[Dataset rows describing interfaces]

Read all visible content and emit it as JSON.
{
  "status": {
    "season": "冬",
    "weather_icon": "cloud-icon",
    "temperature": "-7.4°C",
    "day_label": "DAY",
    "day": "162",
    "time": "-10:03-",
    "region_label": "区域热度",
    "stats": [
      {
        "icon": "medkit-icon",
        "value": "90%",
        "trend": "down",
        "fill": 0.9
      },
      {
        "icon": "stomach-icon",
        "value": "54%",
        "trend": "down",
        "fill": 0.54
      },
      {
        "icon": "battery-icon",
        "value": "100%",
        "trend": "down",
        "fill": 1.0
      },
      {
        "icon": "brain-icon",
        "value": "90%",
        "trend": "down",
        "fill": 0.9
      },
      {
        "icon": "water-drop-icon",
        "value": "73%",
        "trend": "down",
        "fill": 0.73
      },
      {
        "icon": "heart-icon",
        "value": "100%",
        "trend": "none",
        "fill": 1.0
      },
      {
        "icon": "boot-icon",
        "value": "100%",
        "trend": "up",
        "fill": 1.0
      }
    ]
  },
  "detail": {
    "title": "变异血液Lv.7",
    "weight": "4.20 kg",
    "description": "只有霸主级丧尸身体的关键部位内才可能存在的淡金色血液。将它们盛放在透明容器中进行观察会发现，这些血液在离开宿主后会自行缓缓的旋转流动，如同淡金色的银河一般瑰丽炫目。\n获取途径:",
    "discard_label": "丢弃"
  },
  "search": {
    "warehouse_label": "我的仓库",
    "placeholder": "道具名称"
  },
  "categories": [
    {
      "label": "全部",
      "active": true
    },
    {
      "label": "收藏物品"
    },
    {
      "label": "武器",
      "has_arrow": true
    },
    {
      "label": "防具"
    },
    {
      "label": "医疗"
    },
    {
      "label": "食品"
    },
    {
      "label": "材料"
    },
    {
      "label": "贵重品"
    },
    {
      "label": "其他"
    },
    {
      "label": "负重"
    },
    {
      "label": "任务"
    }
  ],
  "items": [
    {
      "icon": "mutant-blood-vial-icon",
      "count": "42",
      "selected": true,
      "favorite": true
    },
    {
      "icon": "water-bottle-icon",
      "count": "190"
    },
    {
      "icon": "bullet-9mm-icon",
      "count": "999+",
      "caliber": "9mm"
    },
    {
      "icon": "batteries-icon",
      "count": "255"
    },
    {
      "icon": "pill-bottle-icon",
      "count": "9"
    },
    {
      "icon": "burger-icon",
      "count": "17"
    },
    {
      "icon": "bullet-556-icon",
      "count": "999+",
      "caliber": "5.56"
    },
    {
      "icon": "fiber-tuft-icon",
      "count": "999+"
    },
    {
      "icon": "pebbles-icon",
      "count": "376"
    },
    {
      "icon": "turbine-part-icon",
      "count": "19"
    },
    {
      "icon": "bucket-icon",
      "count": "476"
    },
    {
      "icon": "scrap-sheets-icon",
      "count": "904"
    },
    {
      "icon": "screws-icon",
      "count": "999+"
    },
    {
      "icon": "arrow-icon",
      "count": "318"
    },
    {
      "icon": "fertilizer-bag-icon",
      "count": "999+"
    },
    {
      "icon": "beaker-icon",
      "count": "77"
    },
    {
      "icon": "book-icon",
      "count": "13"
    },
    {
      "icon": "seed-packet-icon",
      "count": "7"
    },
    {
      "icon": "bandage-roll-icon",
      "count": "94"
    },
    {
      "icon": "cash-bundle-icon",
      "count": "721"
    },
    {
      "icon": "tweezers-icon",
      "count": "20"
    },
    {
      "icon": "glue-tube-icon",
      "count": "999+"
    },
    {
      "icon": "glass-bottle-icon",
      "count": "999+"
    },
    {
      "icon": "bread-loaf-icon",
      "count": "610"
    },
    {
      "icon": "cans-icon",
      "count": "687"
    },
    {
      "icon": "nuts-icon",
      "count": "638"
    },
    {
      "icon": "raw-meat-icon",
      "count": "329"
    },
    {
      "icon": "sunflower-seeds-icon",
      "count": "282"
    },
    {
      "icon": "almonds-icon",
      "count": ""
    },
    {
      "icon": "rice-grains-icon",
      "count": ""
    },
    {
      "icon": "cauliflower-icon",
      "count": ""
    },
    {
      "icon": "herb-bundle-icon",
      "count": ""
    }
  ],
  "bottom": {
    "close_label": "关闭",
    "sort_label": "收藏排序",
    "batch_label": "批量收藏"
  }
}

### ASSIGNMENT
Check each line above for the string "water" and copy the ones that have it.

### RESULT OF THIS TASK
        "icon": "water-drop-icon",
      "icon": "water-bottle-icon",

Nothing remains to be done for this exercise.